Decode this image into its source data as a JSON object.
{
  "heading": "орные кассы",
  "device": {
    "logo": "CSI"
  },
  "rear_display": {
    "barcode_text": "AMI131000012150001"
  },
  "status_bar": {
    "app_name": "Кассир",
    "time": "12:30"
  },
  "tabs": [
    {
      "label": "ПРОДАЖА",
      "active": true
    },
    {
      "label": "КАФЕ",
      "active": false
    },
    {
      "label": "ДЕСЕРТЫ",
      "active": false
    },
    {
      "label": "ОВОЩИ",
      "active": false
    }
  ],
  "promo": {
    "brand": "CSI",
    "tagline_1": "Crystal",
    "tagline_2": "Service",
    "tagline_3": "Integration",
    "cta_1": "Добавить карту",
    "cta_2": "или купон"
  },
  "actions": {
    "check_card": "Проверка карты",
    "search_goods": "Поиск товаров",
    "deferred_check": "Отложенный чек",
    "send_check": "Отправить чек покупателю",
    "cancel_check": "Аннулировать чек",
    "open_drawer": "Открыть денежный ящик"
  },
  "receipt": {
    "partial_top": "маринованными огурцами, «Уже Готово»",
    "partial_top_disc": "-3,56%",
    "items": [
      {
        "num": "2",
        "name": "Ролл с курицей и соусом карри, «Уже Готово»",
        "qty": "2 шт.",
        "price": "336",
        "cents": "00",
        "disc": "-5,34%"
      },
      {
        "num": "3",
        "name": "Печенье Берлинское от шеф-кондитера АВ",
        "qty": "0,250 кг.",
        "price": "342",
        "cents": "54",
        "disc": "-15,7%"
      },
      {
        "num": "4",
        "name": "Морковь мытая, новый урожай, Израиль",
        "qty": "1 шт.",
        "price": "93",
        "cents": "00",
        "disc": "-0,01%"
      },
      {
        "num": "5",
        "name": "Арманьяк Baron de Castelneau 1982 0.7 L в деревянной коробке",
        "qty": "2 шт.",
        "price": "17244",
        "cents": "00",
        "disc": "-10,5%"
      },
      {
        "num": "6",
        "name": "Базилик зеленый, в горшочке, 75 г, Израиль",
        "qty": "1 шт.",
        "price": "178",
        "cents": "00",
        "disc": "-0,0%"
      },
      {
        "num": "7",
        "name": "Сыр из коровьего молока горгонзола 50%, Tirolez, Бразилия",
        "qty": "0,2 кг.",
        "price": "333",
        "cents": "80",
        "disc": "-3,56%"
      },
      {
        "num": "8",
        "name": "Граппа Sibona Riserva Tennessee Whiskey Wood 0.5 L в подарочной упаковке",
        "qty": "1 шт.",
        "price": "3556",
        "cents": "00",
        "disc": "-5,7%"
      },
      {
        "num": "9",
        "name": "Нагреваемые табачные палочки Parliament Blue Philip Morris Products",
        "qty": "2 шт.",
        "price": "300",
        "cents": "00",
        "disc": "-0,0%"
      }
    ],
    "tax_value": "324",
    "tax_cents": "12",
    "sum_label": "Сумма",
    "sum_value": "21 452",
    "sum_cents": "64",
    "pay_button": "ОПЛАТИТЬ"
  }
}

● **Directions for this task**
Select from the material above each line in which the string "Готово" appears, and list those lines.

● **Your response**
    "partial_top": "маринованными огурцами, «Уже Готово»",
        "name": "Ролл с курицей и соусом карри, «Уже Готово»",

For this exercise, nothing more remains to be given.